The standards are already given. Outlined in the first verses of Luke 17, the Lord had a saying:
Occasions for stumbling are bound to come, but woe to anyone by whom they come!
The occasion of hounding people out of the Church by clerical scandal, of preaching antigospel, is surely an agency of this.
And a warning:
It would be better for you if a millstone were hung around your neck and you were thrown into the sea than for you to cause one of these little ones to stumble. Be on your guard!
And an instruction for those observing:
If another disciple sins, you must rebuke the offender …
As for the companion saying …
… and if there is repentance, you must forgive.
… I’d say forgiveness is not only a process of interior opening up. Co-conspirators are not in a place to forgive. Victims and survivors are, but at the urging of their own communities. The institutional Church is not well-placed to offer convenient mewlings that bestow forgiveness on its members. It would seem that the repentance project begun in 2002 has not progressed to completion.
Let’s bring it back to the Chile solution. What do you think? Cardinal McCarrick has many disciples in the episcopacy and in places of authority from rectors to pastors. Should they all offer resignations? More from Mr Dreher:
Let’s be clear: being associated with McCarrick does not make these men guilty of anything. But it does mean that their own clerical careers are intimately tied with an archbishop who is now known to have been a sexual abuser of seminarians and priests, and even a rapist of minors. Were these men sexually compromised by McCarrick when they were subject to his authority? What did they know? What, if anything, did they do with that knowledge?
The situation in South America was the same. Association with the prelates under investigation didn’t make them guilty. But there was taint.
Luke 17:3 mentions forgiveness in the face of repentance. Repentance is worth exploring seriously, and not as a gesture.
Think of the person who commits a small single offense in isolation, like forgetting a promised phone call, or having an uncharacteristic but small blow-up. A virtuous person recognizes the fault soon, if not immediately. They likely don’t blame their busy day or headache. They just communicate a serious and heartfelt apology. Offense forgiven.
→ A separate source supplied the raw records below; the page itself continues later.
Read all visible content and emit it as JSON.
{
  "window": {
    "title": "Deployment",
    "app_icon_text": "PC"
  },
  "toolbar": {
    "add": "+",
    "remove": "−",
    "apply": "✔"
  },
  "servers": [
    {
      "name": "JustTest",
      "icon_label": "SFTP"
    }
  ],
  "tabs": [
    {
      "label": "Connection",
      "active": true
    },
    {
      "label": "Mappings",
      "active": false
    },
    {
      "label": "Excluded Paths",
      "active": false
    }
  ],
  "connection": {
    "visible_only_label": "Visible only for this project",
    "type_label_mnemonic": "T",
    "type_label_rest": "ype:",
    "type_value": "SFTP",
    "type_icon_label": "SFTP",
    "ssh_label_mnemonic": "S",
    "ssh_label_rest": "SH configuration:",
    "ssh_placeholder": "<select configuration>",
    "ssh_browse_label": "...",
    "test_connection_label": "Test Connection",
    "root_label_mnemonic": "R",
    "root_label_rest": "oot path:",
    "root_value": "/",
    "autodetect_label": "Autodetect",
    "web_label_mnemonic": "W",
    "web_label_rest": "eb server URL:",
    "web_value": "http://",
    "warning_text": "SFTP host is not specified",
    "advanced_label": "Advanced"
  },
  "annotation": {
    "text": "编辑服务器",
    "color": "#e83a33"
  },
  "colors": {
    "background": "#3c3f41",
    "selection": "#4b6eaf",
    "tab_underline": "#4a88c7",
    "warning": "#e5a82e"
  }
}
Venial sins are one thing. Unfaithfulness, in the form of gossip or perjury or adultery is another. This is trust beyond what a piece of tape or a dab of glue can repair. The sinner has committed a crime that has significantly fractured a few bones. It’s the equivalent of being in traction or being in a wheelchair. Visits from victims or survivors may take place. But the offender is left alone to heal and to reflect seriously on the harm, and the loss of familiar activities and social groups.
My sense is that some elements of the Church are in a hospital ward, whether they know it or not. If they know it, they can acknowledge their surroundings and cooperate with God’s offer of healing grace. If not, they may well have consigned themselves to that millstone. In the meantime, that compound leg fracture is grinding away at the muscles of their limbs, ripping into flesh, impairing movement, creating crippling conditions that will merit a far more intensive recovery.
As for the Church’s laity, we’ve already suffered through the embarrassment in the presence of non-Catholics, of the dismay of watching once-loved leaders fall from grace, of seeing our co-workers, neighbors, and even our children abandon the Mass. Maybe a few remaining will see the McCarrick revelations as their come-to-Jesus moment. I look at Cardinal Tobin’s intention to “discuss this tragedy with the leadership of the United States Conference of Catholic Bishops in order to articulate standards that will assure high standards of respect by bishops, priests and deacons for all adults.” Rocco seems to think this means another document. But perhaps not. It is possible for discerning adults to get together, apply Luke 17:3, and move ahead.
Time will tell, but it will be much, much longer than a day to recover from this grievous injury.